A: Los Angeles and New York City are both great locations to practice cosmetic dentistry. I would give LA the edge for having the highest concentration of celebrities because it is the epicenter of the entertainment industry. But many celebs are bicoastal, and NYC has no shortage of financially affluent people who appreciate high-quality aesthetic dentistry. In fact, one of my good friends from dental school, Brian Kantor (we both went to NYU), has the most successful cosmetic practice in Manhattan. Over the years, we have been able to cover for each other’s clients if needed.
Q: What new trends have you started implementing in your own work?
A: The biggest trend is the digital workflow, hands down. I have implemented digital scanning in my practice, and that is a one-way street. Digital scanning, digital design, and digital fabrication are the future of dentistry, but it is here now. When it comes to cosmetic dentistry, though, I am a hands-on artist. I like to hand-sculpt my provisional restorations in the mouth. For veneers, I like hand-layered feldspathic restorations. It’s becoming a lost art, for sure. The finest art collectors will always prefer an original from the artist over a digital copy. I think the same is true for cosmetic dentistry.
Q: Tell us about your company, byte.
A: Byte is my direct-to-consumer clear aligner company that straightens and whitens your teeth at home for a fraction of the cost of traditional options. It has been an incredibly exciting adventure for me! In dentistry, there are two main problems that really don’t get talked about much. The first is cost. Dentistry is expensive. Period. Second, access to care is limited, but not just if you are in a rural area. Many people cannot get time out of their workday to go to the dentist. I have thought long and hard about how I could provide quality dental treatment to a broader audience and make it easily accessible and affordable at the same time. Our product and service is dentist-supervised, and the patient response has been overwhelmingly favorable. The direct-to-consumer market is growing due to patient demand, which has led to disruption in traditional delivery models. It is important for dentistry to grow with it or risk getting left behind.
Q: How important is social media these days in running a successful practice and connecting with your clients, including celebrities?
A: Social media is extremely important for visibility among your existing patients and a huge opportunity for connecting with new potential patients. In many ways, it has made it easier for dentists to showcase their work and some of their personality—much more effectively than a traditional website can. The celebrity side of my practice, however, continues to grow by word of mouth, as opposed to social media. They are most commonly referred by other celebrities, and they look for a known and trusted friend or colleague for this type of referral. Social media, though, allows me to engage with them and vice versa, and I find value in that to nurture the relationships. Now my celebrity clients even like taking photos with me on social media, which I never would have dreamed of asking for in the past. In fact, my first Instagram post ever was a repost from a selfie that Ryan Seacrest took of the both of us in my office!

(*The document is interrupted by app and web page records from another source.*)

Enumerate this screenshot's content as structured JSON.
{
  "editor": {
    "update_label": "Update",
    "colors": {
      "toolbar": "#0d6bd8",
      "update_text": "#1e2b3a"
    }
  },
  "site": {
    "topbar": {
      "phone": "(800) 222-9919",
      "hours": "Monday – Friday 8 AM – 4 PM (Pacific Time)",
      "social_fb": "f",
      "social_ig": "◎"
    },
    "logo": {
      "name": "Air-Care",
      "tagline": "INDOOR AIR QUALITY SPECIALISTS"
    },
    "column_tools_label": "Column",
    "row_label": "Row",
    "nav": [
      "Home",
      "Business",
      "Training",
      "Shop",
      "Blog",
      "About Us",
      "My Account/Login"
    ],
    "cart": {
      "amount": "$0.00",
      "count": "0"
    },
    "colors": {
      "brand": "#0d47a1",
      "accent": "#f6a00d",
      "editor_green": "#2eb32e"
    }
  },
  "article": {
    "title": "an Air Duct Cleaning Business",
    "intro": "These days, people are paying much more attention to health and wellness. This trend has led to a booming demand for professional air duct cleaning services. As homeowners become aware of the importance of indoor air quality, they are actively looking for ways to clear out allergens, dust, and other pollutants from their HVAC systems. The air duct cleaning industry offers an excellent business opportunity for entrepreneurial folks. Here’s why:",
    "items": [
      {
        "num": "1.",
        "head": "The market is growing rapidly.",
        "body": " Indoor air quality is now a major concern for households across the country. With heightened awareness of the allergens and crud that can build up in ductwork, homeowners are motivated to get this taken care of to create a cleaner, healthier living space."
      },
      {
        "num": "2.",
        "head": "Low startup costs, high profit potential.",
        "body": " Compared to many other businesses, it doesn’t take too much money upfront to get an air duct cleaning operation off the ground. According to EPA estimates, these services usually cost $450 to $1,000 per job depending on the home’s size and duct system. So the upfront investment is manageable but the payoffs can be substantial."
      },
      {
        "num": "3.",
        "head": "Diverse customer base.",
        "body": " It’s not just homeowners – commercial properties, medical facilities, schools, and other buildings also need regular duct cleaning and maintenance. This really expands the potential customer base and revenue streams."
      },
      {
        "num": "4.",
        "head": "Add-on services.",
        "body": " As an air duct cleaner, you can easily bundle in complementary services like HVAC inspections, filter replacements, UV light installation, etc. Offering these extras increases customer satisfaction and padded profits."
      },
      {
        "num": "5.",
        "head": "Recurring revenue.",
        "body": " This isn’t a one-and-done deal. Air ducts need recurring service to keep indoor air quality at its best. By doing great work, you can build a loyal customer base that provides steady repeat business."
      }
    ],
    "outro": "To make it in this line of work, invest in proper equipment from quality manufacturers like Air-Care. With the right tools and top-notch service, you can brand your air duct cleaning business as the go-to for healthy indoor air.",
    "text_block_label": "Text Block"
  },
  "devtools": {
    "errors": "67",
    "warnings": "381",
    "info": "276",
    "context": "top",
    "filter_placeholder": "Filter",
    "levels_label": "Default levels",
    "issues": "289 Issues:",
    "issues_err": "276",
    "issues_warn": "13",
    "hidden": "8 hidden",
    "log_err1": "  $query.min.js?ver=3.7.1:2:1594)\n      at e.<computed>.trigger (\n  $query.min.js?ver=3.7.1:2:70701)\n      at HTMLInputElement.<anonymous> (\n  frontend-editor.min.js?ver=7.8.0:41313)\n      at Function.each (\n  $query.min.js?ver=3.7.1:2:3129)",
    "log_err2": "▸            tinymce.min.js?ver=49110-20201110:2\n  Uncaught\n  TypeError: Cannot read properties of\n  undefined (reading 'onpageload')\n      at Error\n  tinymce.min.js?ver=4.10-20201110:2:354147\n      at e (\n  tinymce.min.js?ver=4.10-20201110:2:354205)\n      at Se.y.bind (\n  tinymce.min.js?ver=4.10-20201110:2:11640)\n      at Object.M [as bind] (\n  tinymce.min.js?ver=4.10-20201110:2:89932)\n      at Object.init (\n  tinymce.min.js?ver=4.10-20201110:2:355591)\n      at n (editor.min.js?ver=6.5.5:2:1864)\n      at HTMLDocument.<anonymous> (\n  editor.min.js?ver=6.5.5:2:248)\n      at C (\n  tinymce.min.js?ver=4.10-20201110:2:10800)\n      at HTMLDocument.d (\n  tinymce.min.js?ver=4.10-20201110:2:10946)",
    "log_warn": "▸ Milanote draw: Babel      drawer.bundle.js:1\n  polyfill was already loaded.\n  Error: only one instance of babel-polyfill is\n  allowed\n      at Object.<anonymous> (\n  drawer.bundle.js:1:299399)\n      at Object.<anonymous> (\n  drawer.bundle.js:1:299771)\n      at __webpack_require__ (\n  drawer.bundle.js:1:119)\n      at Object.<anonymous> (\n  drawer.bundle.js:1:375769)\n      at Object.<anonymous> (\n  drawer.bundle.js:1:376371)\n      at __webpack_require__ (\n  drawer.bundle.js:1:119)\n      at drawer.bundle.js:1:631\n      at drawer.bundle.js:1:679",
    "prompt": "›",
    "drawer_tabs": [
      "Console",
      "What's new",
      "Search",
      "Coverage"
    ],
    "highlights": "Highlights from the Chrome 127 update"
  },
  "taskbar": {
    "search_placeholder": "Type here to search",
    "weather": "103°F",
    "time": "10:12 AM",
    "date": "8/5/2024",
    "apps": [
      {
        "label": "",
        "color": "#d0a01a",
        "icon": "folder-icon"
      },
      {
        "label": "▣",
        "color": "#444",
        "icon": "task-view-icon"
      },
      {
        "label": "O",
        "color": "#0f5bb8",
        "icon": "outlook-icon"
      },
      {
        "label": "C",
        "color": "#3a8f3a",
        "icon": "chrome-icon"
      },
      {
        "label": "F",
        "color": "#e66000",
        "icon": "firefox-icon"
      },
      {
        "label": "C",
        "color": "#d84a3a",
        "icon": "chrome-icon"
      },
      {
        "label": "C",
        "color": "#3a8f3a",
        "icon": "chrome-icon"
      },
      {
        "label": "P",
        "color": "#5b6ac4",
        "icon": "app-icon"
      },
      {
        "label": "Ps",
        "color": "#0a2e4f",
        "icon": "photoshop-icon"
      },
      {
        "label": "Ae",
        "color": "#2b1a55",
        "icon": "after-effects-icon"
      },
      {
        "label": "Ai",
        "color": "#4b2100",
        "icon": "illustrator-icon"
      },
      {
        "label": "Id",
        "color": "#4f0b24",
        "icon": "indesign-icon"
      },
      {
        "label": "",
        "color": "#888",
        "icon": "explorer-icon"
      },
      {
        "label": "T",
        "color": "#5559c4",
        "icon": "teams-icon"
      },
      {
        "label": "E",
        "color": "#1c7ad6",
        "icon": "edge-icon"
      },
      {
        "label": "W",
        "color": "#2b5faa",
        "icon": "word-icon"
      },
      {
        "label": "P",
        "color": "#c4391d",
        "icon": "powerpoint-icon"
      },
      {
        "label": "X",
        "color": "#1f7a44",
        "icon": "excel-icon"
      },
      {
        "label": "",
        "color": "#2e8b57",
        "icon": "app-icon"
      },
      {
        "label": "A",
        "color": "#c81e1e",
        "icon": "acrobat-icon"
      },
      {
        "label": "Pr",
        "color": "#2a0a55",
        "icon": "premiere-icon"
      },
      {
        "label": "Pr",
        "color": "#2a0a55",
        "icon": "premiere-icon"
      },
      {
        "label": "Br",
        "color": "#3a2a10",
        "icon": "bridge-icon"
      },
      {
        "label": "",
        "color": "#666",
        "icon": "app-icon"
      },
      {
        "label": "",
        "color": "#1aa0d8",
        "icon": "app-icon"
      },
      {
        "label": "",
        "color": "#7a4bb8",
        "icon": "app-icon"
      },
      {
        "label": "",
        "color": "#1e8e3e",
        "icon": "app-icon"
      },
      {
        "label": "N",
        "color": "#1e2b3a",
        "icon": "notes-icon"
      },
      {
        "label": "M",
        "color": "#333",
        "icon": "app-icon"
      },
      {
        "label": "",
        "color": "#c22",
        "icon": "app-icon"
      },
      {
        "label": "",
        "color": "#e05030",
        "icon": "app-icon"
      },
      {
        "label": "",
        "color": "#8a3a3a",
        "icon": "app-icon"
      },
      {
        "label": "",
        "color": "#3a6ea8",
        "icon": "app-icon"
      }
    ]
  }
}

Q: What is your ultimate goal and your advice to other cosmetic dentists looking at working toward the success you have found?
A: My long-term goal in dentistry is to continue to take great care of my patients and push the envelope as far as I can to advance patient care and quality cosmetic dentistry. I view success in dentistry as being about the journey, not the destination. You have to work hard along the way, but also find enjoyment while you are doing it. My entire career, I have tried to surround myself with great mentors. Without the valuable teachings, advice, and support of these people, I would not have gone very far. Success can mean many different things to all of us. So once you determine what is most important to you, then it’s time to chase after it!